### Entries provided
*** Block opens ***
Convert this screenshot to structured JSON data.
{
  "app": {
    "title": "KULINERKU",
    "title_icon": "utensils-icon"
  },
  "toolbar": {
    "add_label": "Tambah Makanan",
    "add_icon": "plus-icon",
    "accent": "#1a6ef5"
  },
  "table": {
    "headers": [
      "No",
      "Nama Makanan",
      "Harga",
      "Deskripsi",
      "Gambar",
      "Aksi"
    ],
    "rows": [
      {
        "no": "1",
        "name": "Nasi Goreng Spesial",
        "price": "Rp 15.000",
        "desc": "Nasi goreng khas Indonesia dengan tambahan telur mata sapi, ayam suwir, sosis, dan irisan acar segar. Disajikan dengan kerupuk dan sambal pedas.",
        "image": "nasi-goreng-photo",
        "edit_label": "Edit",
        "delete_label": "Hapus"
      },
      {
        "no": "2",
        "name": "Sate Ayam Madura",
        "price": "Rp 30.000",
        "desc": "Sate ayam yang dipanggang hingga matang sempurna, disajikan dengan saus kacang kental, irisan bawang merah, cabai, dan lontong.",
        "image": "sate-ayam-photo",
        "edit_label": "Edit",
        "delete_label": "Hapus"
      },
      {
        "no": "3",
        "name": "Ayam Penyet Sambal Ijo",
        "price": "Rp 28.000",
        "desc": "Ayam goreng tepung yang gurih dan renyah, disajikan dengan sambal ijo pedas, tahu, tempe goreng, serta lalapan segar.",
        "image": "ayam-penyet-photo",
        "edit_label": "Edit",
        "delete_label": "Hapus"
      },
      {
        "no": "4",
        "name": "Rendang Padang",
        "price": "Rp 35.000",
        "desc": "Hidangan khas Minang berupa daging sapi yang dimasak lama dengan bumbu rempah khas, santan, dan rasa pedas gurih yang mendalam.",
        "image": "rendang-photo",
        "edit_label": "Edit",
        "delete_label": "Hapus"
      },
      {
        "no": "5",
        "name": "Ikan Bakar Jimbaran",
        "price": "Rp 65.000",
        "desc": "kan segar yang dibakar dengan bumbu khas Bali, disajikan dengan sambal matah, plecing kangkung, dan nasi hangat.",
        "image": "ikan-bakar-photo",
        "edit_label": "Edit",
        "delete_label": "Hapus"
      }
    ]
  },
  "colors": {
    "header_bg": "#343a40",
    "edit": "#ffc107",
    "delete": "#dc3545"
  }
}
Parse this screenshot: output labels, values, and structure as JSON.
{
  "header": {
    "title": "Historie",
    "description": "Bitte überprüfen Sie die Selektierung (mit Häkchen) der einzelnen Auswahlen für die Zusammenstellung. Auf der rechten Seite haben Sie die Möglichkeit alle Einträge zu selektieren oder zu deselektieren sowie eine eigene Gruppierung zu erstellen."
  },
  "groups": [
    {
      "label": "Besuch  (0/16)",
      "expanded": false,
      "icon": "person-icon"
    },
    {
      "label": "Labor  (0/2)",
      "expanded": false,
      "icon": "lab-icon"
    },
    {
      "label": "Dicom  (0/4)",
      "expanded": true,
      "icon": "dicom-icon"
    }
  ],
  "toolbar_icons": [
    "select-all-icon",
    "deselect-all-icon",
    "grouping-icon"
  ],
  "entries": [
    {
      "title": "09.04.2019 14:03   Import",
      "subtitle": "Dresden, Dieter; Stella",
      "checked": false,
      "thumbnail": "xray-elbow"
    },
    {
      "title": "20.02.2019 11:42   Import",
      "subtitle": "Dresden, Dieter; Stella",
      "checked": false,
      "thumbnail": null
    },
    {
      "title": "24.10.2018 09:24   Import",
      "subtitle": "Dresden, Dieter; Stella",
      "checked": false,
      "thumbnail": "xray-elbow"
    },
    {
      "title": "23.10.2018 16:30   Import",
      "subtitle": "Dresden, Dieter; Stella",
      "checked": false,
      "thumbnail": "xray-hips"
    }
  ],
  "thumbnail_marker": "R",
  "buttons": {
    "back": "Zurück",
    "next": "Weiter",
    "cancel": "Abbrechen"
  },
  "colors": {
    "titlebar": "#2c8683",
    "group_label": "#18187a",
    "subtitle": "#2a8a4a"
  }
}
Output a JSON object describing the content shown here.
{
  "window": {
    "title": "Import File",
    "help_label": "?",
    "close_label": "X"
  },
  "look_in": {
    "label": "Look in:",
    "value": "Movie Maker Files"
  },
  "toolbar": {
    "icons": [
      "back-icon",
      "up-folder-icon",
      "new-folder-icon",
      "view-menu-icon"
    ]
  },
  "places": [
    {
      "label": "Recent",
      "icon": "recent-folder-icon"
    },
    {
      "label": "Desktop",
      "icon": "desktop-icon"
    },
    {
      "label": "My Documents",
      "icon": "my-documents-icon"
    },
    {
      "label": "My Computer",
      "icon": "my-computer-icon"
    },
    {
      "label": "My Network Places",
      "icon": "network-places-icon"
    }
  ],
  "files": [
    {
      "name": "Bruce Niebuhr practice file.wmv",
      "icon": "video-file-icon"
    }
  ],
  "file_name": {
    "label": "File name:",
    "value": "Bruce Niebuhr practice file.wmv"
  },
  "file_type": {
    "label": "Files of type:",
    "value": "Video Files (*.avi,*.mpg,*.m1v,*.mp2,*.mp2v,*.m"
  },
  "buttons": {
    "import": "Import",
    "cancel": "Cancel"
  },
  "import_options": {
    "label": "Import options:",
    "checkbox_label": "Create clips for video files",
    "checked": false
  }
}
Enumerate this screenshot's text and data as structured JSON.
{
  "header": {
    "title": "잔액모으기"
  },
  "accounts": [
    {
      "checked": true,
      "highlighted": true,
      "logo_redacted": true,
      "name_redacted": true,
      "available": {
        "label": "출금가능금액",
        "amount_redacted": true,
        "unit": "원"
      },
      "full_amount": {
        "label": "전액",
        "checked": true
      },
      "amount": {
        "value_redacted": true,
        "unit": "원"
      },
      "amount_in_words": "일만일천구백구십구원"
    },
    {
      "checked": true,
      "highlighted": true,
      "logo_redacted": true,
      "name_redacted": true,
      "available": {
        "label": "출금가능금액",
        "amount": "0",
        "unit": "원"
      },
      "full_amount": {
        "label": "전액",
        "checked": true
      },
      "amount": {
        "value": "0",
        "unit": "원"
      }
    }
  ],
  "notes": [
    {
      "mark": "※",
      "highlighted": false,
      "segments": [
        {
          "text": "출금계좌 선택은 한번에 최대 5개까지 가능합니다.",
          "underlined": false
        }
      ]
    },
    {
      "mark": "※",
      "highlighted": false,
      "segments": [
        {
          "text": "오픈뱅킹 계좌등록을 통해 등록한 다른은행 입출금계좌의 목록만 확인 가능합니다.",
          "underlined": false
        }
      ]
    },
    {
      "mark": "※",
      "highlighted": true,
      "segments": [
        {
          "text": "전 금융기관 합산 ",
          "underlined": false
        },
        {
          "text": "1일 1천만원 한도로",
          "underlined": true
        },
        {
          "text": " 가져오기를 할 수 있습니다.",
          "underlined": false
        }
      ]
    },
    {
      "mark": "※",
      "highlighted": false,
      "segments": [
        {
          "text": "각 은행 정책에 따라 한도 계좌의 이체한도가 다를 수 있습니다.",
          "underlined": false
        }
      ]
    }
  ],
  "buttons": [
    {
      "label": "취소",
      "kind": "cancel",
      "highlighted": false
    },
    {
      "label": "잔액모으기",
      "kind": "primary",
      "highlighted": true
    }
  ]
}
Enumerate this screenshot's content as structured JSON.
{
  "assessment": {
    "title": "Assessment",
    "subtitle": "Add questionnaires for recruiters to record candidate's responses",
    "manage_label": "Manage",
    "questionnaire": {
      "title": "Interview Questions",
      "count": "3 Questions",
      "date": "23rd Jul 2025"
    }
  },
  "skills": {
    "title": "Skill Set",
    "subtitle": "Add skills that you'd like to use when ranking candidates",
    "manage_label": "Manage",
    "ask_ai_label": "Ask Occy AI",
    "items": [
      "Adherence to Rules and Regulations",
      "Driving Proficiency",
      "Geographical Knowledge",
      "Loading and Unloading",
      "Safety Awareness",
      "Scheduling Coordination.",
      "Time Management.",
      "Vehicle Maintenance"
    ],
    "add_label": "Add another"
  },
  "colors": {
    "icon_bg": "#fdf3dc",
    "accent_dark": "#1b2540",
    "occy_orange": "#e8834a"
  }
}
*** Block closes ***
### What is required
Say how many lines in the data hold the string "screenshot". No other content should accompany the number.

### Exercise result
4